**Dataset excerpts**
###

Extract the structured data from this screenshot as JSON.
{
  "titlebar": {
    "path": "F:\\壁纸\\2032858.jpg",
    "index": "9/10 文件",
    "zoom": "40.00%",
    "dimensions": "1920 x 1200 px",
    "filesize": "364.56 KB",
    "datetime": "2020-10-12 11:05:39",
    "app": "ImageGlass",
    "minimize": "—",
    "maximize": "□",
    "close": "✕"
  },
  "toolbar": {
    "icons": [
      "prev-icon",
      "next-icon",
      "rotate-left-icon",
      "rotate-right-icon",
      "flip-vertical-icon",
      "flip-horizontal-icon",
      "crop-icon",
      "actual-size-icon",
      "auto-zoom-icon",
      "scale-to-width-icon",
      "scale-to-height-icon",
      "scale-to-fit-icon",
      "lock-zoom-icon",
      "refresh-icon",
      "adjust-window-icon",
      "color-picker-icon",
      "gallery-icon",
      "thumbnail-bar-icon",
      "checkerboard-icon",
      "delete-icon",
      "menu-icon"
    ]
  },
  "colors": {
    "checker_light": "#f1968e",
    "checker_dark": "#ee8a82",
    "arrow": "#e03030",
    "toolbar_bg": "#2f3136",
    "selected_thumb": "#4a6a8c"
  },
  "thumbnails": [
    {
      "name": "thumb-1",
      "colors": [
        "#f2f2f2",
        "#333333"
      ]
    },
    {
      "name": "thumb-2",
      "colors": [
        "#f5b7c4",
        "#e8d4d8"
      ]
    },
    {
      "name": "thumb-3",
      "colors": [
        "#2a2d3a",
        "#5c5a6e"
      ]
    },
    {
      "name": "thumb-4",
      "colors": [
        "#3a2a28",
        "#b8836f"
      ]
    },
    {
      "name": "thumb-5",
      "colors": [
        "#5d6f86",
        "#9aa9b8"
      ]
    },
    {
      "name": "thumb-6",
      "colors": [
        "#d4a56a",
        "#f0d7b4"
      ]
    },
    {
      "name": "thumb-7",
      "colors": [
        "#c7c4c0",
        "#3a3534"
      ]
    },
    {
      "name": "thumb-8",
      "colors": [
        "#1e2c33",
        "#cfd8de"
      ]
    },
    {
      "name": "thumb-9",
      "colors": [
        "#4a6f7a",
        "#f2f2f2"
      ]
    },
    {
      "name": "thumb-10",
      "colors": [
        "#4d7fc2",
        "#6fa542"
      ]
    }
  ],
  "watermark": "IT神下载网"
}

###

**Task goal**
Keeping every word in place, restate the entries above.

**Your solution**
Extract the structured data from this screenshot as JSON.
{
  "titlebar": {
    "path": "F:\\壁纸\\2032858.jpg",
    "index": "9/10 文件",
    "zoom": "40.00%",
    "dimensions": "1920 x 1200 px",
    "filesize": "364.56 KB",
    "datetime": "2020-10-12 11:05:39",
    "app": "ImageGlass",
    "minimize": "—",
    "maximize": "□",
    "close": "✕"
  },
  "toolbar": {
    "icons": [
      "prev-icon",
      "next-icon",
      "rotate-left-icon",
      "rotate-right-icon",
      "flip-vertical-icon",
      "flip-horizontal-icon",
      "crop-icon",
      "actual-size-icon",
      "auto-zoom-icon",
      "scale-to-width-icon",
      "scale-to-height-icon",
      "scale-to-fit-icon",
      "lock-zoom-icon",
      "refresh-icon",
      "adjust-window-icon",
      "color-picker-icon",
      "gallery-icon",
      "thumbnail-bar-icon",
      "checkerboard-icon",
      "delete-icon",
      "menu-icon"
    ]
  },
  "colors": {
    "checker_light": "#f1968e",
    "checker_dark": "#ee8a82",
    "arrow": "#e03030",
    "toolbar_bg": "#2f3136",
    "selected_thumb": "#4a6a8c"
  },
  "thumbnails": [
    {
      "name": "thumb-1",
      "colors": [
        "#f2f2f2",
        "#333333"
      ]
    },
    {
      "name": "thumb-2",
      "colors": [
        "#f5b7c4",
        "#e8d4d8"
      ]
    },
    {
      "name": "thumb-3",
      "colors": [
        "#2a2d3a",
        "#5c5a6e"
      ]
    },
    {
      "name": "thumb-4",
      "colors": [
        "#3a2a28",
        "#b8836f"
      ]
    },
    {
      "name": "thumb-5",
      "colors": [
        "#5d6f86",
        "#9aa9b8"
      ]
    },
    {
      "name": "thumb-6",
      "colors": [
        "#d4a56a",
        "#f0d7b4"
      ]
    },
    {
      "name": "thumb-7",
      "colors": [
        "#c7c4c0",
        "#3a3534"
      ]
    },
    {
      "name": "thumb-8",
      "colors": [
        "#1e2c33",
        "#cfd8de"
      ]
    },
    {
      "name": "thumb-9",
      "colors": [
        "#4a6f7a",
        "#f2f2f2"
      ]
    },
    {
      "name": "thumb-10",
      "colors": [
        "#4d7fc2",
        "#6fa542"
      ]
    }
  ],
  "watermark": "IT神下载网"
}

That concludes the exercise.